"There were many of us who felt increasingly that the Waziristan leads were drying up rapidly," said Rob Dannenberg, the Counterterrorism Center's former chief of operations. "As our technical and human coverage increased in that part of the world, as challenging as it might have been, I think a lot us of felt that it wasn't feasible that he was going to be able hide in that type of environment."
Goss said he was always confident that bin Laden was in northern Pakistan but never had any indication he was in a densely populated area so far to the east.
"It was not the circumstance I thought was the likely one. It was further down the list," Goss said in a telephone interview Wednesday. "That fact, to me, needs more explanation."
U.S. officials have raised questions about whether their Pakistani counterparts knew, or should have known, that bin Laden was hiding in a town that's home to the country's military academy. Pakistan officials have flatly denied that and say they, too, were caught by surprise.
"It is shockingly embarrassing," former Pakistani President Pervez Musharraf told MSNBC on Wednesday.
While the CIA was wrong about the location of bin Laden's hideout, it was absolutely right about how the U.S. would someday get the terrorist mastermind. CIA officers believed for years that bin Laden's vulnerability was his reliance on couriers. In fact, sometime in 2006 or 2007, the agency all but stopped chasing reported bin Laden sightings, which had always been dead ends, and made the couriers the primary focus of their hunt, a former senior intelligence official said.
It was around that time that the CIA had learned the true identity of a trusted courier known by the nom de guerre Abu Ahmed al-Kuwaiti. Piecing together intelligence gathered from captured terrorists over the course of several years, the agency was confident that if it found al-Kuwaiti, it could be the best shot at finding bin Laden.
Finally, in the middle of last year, al-Kuwaiti was caught on a wiretap. He was far from bin Laden's compound, but it was enough to put the CIA on his tail. Last fall, he unwittingly led the agency to bin Laden's doorstep.
When President Barack Obama announced bin Laden's death, former officials said the years of fruitless searches were wiped away.
"People in the agency aren't used to seeing their work in a favorable light on Page One," former CIA Director Michael Hayden said Wednesday. "After this kind of work, this painstaking attention to detail, it's really heartening for them to see the reward for it on the battlefield, and the reward in the minds and heart of the countrymen."
Goss said he got a courtesy call on Sunday, cryptically telling him to watch the news that night.
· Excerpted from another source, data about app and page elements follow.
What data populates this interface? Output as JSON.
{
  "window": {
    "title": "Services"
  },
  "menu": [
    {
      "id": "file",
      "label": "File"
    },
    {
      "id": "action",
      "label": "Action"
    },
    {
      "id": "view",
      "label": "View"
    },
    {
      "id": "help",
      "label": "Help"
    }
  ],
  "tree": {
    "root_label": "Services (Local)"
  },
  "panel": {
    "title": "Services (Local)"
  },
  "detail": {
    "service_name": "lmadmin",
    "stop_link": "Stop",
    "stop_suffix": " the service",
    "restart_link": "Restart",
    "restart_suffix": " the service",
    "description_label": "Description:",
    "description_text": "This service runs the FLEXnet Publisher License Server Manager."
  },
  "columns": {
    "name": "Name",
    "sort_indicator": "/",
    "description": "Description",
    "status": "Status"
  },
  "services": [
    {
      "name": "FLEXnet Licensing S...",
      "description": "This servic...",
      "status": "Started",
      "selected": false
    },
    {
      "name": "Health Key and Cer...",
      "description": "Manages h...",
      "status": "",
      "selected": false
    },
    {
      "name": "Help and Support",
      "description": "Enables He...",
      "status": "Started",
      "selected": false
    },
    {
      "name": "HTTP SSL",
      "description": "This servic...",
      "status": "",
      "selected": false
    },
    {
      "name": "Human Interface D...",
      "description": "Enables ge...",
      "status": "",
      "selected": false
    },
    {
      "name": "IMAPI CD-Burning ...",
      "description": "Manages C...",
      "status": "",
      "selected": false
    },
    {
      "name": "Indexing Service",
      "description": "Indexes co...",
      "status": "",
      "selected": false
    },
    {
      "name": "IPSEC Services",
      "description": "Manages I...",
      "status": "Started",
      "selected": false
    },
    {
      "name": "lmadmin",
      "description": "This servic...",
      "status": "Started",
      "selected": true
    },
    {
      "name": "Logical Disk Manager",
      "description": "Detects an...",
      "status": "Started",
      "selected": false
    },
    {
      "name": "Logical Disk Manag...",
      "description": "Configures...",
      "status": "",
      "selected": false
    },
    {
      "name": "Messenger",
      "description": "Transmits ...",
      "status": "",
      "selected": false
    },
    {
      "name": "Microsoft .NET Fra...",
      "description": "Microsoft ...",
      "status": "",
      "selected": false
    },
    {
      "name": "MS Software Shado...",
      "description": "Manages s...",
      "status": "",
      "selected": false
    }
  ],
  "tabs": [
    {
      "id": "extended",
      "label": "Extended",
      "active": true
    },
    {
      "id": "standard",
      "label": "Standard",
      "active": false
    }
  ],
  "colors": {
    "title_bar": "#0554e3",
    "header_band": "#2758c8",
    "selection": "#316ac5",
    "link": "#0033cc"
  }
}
He said it was clear what was about to be announced.
"My feeling was it was certainly worth the wait," he said.